The bones, or vertebrae, that make up the spine are separated by discs. These discs allow for range of motion, standing, sitting, walking and are subject to a lot of everyday wear and tear. Over time and with age, disc degeneration may happen and this typically causes low-level chronic pain, which can flare up at times resulting in numbness, weakness and shooting pain that radiates down the arms or legs. The most painful degenerative disc conditions occur in the neck and lumbar spine, or lower back because these areas of the spine move the most and receive the most amount of stress over a person’s lifetime.
Degenerative disc problems are actually considered a condition, rather than a disease and naturally occur with the aging process. The degeneration refers to the disc itself not the progression of the condition over time. Most of the time, degenerative disc disease can be managed with non-surgical treatments.
Talk to your doctor about taking steps to treat your degenerative disc problems with non-surgical techniques including physical and/or occupational therapy, rest, gentle and regular back exercises, anti-inflammatory and pain relief medications, muscle relaxants, adequate sleep, weight loss (if applicable), or perhaps an assistive device such as a cane.

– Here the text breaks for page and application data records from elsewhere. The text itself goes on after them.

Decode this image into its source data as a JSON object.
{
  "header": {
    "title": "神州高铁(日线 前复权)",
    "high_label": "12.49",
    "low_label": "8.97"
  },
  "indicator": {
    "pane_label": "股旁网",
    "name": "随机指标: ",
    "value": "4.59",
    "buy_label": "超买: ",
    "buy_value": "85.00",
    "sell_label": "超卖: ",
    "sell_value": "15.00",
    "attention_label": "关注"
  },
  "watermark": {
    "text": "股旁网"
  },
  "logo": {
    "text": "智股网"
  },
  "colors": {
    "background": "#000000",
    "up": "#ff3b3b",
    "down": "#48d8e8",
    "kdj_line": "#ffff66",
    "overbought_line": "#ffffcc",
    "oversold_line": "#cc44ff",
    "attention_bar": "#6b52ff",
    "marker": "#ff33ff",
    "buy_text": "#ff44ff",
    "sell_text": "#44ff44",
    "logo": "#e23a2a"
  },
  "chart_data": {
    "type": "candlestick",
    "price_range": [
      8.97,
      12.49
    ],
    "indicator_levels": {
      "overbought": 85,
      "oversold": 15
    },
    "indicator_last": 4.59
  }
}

If you have degenerative disc disease, it is important to seek treatment and monitor your pain to make sure that your condition does not lead to addition issues such as spinal stenosis, osteoarthritis, degenerative spondylolisthesis or even scoliosis.